## Required work
Where in the listing does the string "contacts" appear? Copy every line that holds it.

## Provided data
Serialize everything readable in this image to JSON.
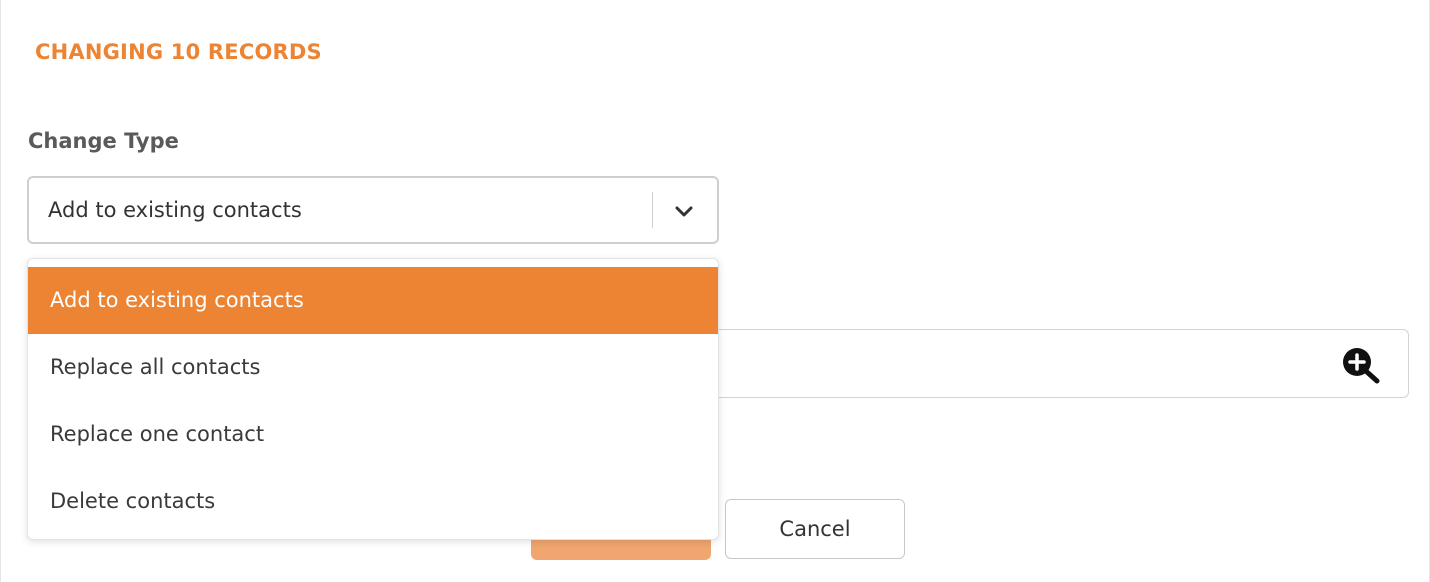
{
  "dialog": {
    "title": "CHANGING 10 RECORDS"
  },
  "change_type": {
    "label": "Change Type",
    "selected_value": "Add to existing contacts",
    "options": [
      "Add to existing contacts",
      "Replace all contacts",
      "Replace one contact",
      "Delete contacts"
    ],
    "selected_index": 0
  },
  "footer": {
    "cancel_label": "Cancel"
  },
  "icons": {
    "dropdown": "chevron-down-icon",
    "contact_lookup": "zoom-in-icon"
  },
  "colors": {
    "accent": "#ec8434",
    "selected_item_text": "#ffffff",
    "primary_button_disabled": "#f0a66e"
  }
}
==
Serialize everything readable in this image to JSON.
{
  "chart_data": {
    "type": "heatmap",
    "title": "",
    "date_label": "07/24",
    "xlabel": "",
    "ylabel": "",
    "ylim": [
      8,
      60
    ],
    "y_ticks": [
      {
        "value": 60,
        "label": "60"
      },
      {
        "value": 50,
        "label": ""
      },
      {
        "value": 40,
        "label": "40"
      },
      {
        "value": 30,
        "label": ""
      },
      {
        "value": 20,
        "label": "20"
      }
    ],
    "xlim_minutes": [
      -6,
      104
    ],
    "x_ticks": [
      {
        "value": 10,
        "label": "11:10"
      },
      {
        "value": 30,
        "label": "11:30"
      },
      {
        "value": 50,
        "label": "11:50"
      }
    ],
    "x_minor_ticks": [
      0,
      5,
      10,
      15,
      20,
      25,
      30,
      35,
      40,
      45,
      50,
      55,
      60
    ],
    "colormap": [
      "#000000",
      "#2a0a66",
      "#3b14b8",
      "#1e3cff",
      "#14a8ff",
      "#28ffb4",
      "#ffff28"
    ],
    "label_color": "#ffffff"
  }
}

## Response box
    "selected_value": "Add to existing contacts",
      "Add to existing contacts",
      "Replace all contacts",
      "Delete contacts"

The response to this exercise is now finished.